Stored dataset items:

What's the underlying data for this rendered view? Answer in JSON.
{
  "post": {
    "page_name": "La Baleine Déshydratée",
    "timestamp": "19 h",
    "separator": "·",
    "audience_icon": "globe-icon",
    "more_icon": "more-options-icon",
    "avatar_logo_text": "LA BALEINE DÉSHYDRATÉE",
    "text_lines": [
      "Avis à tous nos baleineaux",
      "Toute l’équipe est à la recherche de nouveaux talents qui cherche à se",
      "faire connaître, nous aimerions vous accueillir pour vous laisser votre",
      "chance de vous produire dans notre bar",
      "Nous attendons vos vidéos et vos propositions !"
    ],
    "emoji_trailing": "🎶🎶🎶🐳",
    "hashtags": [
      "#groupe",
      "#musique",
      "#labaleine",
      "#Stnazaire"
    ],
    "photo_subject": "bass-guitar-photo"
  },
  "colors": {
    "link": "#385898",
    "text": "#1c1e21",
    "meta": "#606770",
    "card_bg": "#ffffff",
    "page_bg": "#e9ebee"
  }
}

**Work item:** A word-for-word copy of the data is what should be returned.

**Result below:**
What's the underlying data for this rendered view? Answer in JSON.
{
  "post": {
    "page_name": "La Baleine Déshydratée",
    "timestamp": "19 h",
    "separator": "·",
    "audience_icon": "globe-icon",
    "more_icon": "more-options-icon",
    "avatar_logo_text": "LA BALEINE DÉSHYDRATÉE",
    "text_lines": [
      "Avis à tous nos baleineaux",
      "Toute l’équipe est à la recherche de nouveaux talents qui cherche à se",
      "faire connaître, nous aimerions vous accueillir pour vous laisser votre",
      "chance de vous produire dans notre bar",
      "Nous attendons vos vidéos et vos propositions !"
    ],
    "emoji_trailing": "🎶🎶🎶🐳",
    "hashtags": [
      "#groupe",
      "#musique",
      "#labaleine",
      "#Stnazaire"
    ],
    "photo_subject": "bass-guitar-photo"
  },
  "colors": {
    "link": "#385898",
    "text": "#1c1e21",
    "meta": "#606770",
    "card_bg": "#ffffff",
    "page_bg": "#e9ebee"
  }
}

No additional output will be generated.